Bloomberg has let it be known should Trump seem able to actually capture the Republican nomination, or Bernie Sanders rise to the point of undoing Hillary Clinton he would likely enter the fray.

From this blogger’s perspective Clinton wins the Iowa caucuses while Bernie hits a solid wall in South Carolina and onwards as African-Americans and Hispanics strongly support Clinton.   Meanwhile there will be a concerted effort in the weeks to come to downsize the GOP candidates so a viable establishment contender can go on-one-on with Trump.

In the end Bloomberg will not run and Trump will not be the GOP nominee.

Still the $1 billion question is fun to ponder.

Legalizing Pot Remains Bad Idea

Former New York Mayor Michael Bloomberg nails the answer.

When an audience member asked the 72-year-old Bloomberg about Colorado marijuana, he responded that it was a terrible idea, one that is hurting the developing minds of children. Though he admitted to smoking a joint in the 1960s, he said the drug is more accessible and more damaging today.

“What are we going to say in 10 years when we see all these kids whose IQs are 5 and 10 points lower than they would have been?” he asked. “I couldn’t feel more strongly about it, and my girlfriend says it’s no different than alcohol. It is different than alcohol. This is one of the stupider things that’s happening across our country.”

Is Michael Bloomberg Trying To Buy The New York Times?

Just most interesting.

For years now, it has been speculated in media circles that Mike Bloomberg could be a white knight and save The New York Times. Now it appears he may actually have tried to do it. FishbowlNY New York reported that Bloomberg tried to buy the company, but Times publisher Arthur Sulzberger rebuffed him. As with any rumor of this size, both sides deny this happened. A Times spokesperson told New York that Sulzberger “can’t remember the last time he spoke with Bloomberg.” New York Post The former mayor — who founded financial news agency Bloomberg News in 1990 — reportedly told Sulzberger near the end of his tenure that he wanted to buy the struggling paper.
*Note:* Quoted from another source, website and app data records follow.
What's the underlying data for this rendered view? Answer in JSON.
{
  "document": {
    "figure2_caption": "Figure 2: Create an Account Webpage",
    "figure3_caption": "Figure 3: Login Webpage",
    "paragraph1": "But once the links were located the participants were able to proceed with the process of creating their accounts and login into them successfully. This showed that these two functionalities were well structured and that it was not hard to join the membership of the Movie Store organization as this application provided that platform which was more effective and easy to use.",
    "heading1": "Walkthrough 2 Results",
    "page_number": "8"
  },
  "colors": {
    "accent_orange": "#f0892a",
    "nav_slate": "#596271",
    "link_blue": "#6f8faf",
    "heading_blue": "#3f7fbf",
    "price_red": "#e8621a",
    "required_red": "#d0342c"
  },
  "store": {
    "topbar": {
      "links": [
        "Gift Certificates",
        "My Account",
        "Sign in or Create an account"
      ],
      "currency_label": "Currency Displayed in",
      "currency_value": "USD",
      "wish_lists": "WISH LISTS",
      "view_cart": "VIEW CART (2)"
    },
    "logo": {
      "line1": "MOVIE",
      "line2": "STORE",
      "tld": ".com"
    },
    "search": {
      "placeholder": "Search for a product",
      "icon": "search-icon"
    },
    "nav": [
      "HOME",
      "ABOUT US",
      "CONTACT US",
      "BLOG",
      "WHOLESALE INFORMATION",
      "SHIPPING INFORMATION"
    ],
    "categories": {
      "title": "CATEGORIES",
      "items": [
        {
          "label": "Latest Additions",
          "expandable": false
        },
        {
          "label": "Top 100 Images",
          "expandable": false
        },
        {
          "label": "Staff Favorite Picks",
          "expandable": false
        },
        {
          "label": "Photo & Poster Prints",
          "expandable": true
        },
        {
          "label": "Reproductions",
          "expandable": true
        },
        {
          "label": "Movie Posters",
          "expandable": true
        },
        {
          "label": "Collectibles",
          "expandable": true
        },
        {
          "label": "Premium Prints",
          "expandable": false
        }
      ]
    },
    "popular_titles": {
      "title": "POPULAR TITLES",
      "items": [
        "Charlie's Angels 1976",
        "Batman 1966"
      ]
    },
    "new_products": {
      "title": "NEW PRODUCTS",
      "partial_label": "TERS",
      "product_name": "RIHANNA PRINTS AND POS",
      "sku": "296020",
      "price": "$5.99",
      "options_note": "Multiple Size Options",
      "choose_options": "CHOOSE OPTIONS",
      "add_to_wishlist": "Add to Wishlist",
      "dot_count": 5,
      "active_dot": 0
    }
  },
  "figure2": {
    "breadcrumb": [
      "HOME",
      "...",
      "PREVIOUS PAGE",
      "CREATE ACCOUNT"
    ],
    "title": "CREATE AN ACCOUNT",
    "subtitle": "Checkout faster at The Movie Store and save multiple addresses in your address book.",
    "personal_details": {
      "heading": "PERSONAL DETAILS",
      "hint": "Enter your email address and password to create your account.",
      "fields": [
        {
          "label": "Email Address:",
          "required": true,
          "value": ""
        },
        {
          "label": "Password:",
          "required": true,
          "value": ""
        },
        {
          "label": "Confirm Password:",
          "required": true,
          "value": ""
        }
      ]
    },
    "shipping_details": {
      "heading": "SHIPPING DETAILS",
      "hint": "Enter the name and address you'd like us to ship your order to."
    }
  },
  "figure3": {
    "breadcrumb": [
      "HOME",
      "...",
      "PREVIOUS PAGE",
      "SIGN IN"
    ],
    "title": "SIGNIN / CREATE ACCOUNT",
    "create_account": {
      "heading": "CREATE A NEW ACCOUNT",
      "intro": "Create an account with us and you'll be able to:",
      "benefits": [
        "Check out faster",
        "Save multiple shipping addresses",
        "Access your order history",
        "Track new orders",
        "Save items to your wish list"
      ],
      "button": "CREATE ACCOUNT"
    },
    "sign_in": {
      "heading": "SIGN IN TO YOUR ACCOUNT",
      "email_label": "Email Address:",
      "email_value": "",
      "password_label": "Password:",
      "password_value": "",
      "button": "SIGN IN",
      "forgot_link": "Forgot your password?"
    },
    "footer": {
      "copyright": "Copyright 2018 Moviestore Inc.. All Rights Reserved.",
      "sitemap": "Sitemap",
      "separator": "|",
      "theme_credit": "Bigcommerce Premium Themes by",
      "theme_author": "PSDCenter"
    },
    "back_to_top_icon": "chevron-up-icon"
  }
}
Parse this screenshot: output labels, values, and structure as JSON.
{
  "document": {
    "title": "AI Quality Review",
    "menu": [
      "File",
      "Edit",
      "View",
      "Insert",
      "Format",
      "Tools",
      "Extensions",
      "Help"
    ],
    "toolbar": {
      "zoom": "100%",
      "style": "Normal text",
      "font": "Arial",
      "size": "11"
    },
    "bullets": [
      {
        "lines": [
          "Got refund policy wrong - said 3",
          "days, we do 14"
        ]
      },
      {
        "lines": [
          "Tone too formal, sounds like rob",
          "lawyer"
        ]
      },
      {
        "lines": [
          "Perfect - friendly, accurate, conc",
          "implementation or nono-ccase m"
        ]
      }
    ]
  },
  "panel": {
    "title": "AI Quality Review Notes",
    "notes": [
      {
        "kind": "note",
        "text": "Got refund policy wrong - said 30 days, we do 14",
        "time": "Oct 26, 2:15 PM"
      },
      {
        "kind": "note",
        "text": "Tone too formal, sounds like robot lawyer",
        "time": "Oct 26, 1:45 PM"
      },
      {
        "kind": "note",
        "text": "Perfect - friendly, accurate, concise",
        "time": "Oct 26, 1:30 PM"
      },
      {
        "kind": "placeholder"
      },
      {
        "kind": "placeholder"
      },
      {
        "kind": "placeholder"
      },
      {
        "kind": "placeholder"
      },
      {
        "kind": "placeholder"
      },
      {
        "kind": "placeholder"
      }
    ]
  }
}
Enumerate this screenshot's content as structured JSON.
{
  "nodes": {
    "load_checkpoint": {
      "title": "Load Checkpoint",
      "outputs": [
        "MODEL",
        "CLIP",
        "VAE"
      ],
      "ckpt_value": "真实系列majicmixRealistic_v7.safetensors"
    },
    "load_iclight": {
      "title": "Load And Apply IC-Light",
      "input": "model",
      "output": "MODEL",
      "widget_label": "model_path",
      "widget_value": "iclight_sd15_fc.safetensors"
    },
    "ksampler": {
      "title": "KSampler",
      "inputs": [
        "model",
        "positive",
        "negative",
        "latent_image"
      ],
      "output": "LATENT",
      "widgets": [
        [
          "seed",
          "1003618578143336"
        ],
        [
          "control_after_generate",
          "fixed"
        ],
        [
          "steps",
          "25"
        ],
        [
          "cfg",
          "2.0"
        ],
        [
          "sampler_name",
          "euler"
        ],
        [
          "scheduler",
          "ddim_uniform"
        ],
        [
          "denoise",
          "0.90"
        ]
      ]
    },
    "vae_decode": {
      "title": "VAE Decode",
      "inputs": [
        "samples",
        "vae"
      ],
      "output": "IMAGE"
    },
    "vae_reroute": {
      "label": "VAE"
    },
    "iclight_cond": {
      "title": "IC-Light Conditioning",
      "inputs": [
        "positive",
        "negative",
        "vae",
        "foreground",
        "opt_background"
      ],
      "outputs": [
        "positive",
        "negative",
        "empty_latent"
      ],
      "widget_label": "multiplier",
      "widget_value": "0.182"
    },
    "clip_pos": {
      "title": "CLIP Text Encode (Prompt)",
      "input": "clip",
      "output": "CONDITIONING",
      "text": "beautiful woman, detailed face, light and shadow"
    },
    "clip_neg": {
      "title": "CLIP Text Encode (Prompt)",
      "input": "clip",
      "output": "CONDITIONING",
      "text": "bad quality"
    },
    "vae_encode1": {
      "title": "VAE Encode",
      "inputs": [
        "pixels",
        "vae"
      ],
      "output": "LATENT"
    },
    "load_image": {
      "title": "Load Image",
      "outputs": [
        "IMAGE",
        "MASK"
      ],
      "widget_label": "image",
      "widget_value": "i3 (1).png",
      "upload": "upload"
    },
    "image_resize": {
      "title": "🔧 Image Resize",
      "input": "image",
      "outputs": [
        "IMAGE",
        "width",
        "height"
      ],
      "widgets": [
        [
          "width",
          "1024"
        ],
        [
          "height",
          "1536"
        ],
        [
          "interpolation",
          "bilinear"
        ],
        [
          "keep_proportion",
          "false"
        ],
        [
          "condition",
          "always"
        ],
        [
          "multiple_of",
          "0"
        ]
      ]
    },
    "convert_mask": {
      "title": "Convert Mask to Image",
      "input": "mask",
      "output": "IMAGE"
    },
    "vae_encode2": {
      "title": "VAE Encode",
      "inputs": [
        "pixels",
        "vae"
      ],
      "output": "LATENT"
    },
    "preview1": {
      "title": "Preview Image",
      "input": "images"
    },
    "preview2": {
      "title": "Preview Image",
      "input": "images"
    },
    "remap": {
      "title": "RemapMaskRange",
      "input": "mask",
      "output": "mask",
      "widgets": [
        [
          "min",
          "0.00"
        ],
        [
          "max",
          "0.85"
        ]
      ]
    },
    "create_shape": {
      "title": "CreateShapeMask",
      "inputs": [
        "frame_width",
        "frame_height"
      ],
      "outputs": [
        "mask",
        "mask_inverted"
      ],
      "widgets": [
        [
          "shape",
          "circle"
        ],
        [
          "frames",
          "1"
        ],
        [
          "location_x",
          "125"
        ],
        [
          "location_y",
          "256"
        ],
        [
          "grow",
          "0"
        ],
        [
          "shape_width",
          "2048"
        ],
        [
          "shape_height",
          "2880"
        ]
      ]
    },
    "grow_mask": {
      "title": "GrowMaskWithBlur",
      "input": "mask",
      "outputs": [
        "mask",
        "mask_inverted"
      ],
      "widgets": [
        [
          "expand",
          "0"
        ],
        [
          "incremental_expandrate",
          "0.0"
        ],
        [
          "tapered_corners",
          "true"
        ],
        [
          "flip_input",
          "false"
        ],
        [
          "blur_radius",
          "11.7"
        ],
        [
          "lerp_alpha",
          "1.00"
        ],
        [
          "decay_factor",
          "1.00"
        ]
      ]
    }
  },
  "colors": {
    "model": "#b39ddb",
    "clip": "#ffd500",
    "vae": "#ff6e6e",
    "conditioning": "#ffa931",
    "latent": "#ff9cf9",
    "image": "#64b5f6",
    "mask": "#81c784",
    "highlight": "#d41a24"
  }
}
Bloomberg’s longtime political adviser Kevin Sheekey is said to be the driving force behind a potential deal. Re/code The Times may not be for sale today, but that could change soon. The company’s executives, including CEO Mark Thompson, have done a deft job of managing costs and paying down debt, but they still had to lay off staff after its app strategy wasn’t quite working.

$50 Million Challenge To The N.R.A.

I have long felt the debate in the nation about guns and gun violence is truly taking place, and not as lop-sided as the leading pro-gun lobbyists would like to have everyone think.  Akin to the way the Wisconsin Tavern League works to castrate state officials the NRA has done the same with our gun violence policy.   Though we do not have tough enough drunk driving laws does not mean there is not a strong constituency for more control of the issue.  The same goes for gun violence.

That is why today I am thrilled former New York City Mayor Michael Bloomberg will spend $50 million this year building a nationwide grass-roots network to motivate voters who feel strongly about curbing gun violence.   Like others around the nation I know there is a welcoming of this news as there is indeed a social need to get a clear political message out to not only balance the falsehoods of the NRA, but to then lead to political changes to allow for gun control measures to be enacted into law.

While it is an uphill climb, every trek starts with a first step.   In this case a $50 million step!

Much of the money will be put into an unseen field operation, an idea I very much concur with as I know this to be effective.  Consider the way gay marriage has been moving forward in this nation, and know that much of the credit goes not to large billboards or flashy advertising, but the one-on-one field operations that puts conversations in play and allows for mobilizing like-minded citizens to act for the social good.

As an advocate of strict gun control I very much applaud the investment Bloomberg has put into this project.